When working on my book, “AT THE FIGHTS, Inside the World of Professional Boxing,” I photographed boxing matches for Sports Illustrated from ringside, often at Madison Square Garden in New York City. I was often positioned right at the spot where the boxers sat in the stool for their one minute rest.
Joe Morales, Featherweight, in the corner, between rounds. His trainer presses an adrenaline-soaked pad on a large bleeding cut above his eye.
It was amazing to see the boxers, powerful athletes involved in a violent sport, unable to do anything but sit and listen as their managers yelled instructions. Trainers poured water on the heads of the boxers (as they caught their breath) to cool them off. The trainers pushed cotton-tipped swabs soaked with adrenaline up their nostrils and onto facial cuts to halt bleeding and pressed Vaseline into the open wounds. While all this was being done around and to them, the fighters tried to tune-in to the trainer’s instructions and remain focused on the punishing job ahead.
So, when champion boxers came to my studio for photography for the book, I knew I could put them through the kind of abuse I would never dream of with models, dancers, or even other athletes.
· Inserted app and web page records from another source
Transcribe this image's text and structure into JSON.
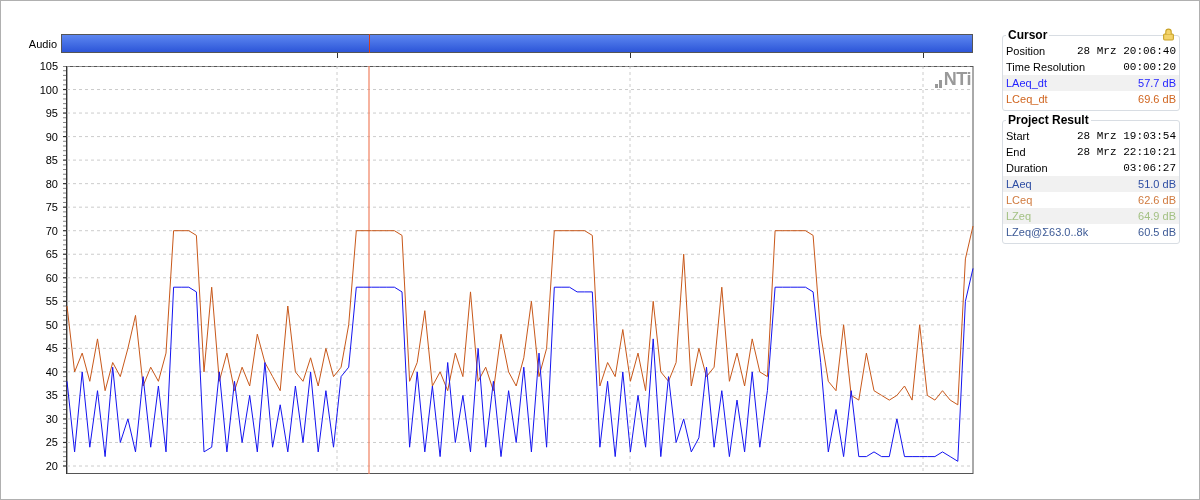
{
  "overview": {
    "label": "Audio"
  },
  "plot": {
    "logo": "NTi",
    "chart_data": {
      "type": "line",
      "grid": true,
      "ylim": [
        20,
        105
      ],
      "yticks": [
        105,
        100,
        95,
        90,
        85,
        80,
        75,
        70,
        65,
        60,
        55,
        50,
        45,
        40,
        35,
        30,
        25,
        20
      ],
      "series": [
        {
          "color": "#c8581a",
          "values": [
            54,
            40,
            44,
            38,
            47,
            36,
            42,
            39,
            45,
            52,
            37,
            41,
            38,
            44,
            70,
            70,
            70,
            69,
            40,
            58,
            38,
            44,
            36,
            41,
            37,
            48,
            42,
            39,
            36,
            54,
            40,
            38,
            43,
            37,
            45,
            39,
            41,
            50,
            70,
            70,
            70,
            70,
            70,
            70,
            69,
            38,
            42,
            53,
            37,
            40,
            36,
            44,
            39,
            57,
            38,
            41,
            36,
            48,
            40,
            37,
            43,
            55,
            39,
            45,
            70,
            70,
            70,
            70,
            70,
            69,
            37,
            42,
            39,
            49,
            38,
            44,
            36,
            55,
            40,
            38,
            42,
            65,
            37,
            45,
            39,
            41,
            58,
            38,
            44,
            37,
            47,
            40,
            39,
            70,
            70,
            70,
            70,
            70,
            69,
            48,
            38,
            36,
            50,
            35,
            34,
            44,
            36,
            35,
            34,
            35,
            37,
            34,
            50,
            35,
            34,
            36,
            34,
            33,
            64,
            71
          ]
        },
        {
          "color": "#1414f0",
          "values": [
            38,
            23,
            40,
            24,
            36,
            22,
            41,
            25,
            30,
            23,
            39,
            24,
            37,
            23,
            58,
            58,
            58,
            57,
            23,
            24,
            40,
            23,
            38,
            25,
            35,
            23,
            42,
            24,
            33,
            23,
            37,
            25,
            40,
            23,
            36,
            24,
            39,
            41,
            58,
            58,
            58,
            58,
            58,
            58,
            57,
            24,
            40,
            23,
            37,
            22,
            42,
            25,
            35,
            23,
            45,
            24,
            38,
            22,
            36,
            25,
            41,
            23,
            44,
            24,
            58,
            58,
            58,
            57,
            57,
            57,
            24,
            38,
            22,
            40,
            23,
            35,
            24,
            47,
            22,
            39,
            25,
            30,
            23,
            26,
            41,
            24,
            36,
            22,
            34,
            23,
            40,
            24,
            36,
            58,
            58,
            58,
            58,
            58,
            57,
            42,
            23,
            32,
            22,
            36,
            22,
            22,
            23,
            22,
            22,
            30,
            22,
            22,
            22,
            22,
            22,
            23,
            22,
            21,
            55,
            62
          ]
        }
      ]
    }
  },
  "panels": [
    {
      "title": "Cursor",
      "locked": true,
      "rows": [
        {
          "kind": "time",
          "label": "Position",
          "value": "28 Mrz 20:06:40"
        },
        {
          "kind": "time",
          "label": "Time Resolution",
          "value": "00:00:20"
        },
        {
          "kind": "level",
          "label": "LAeq_dt",
          "value": "57.7 dB",
          "color": "#1f1fff"
        },
        {
          "kind": "level",
          "label": "LCeq_dt",
          "value": "69.6 dB",
          "color": "#d0651f"
        }
      ]
    },
    {
      "title": "Project Result",
      "rows": [
        {
          "kind": "time",
          "label": "Start",
          "value": "28 Mrz 19:03:54"
        },
        {
          "kind": "time",
          "label": "End",
          "value": "28 Mrz 22:10:21"
        },
        {
          "kind": "time",
          "label": "Duration",
          "value": "03:06:27"
        },
        {
          "kind": "level",
          "label": "LAeq",
          "value": "51.0 dB",
          "color": "#2d4da3"
        },
        {
          "kind": "level",
          "label": "LCeq",
          "value": "62.6 dB",
          "color": "#d07a3e"
        },
        {
          "kind": "level",
          "label": "LZeq",
          "value": "64.9 dB",
          "color": "#a3c183"
        },
        {
          "kind": "level",
          "label": "LZeq@Σ63.0..8k",
          "value": "60.5 dB",
          "color": "#3d5a96"
        }
      ]
    }
  ]
}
To simulate the mayhem of their corners during a fight, I threw water at them, powder, even salt…everything I could think of. Whatever I did, they just took it, and responded to my directions willingly and enthusiastically without resistance.
I threw water at Julio Cesar Chavez, Middleweight, and directed him to hit it.
I threw horse salt at Amir Khan, welterweight, and asked him to punch it so hard that it would hit the lens of my camera, 30 feet away. He did.
I had Chris Areola, Heavyweight, bust water-filled balloons with his hands and also taped short nails to his back, sticking out, and had my assistant throw the water-filled balloons at his back.
I threw bags full of powder at Tim Bradley, welterweight champion.
I threw water at the welterweight, Pauli Malignaggi.
I “rained” water on the Irish Champion, John Duddy.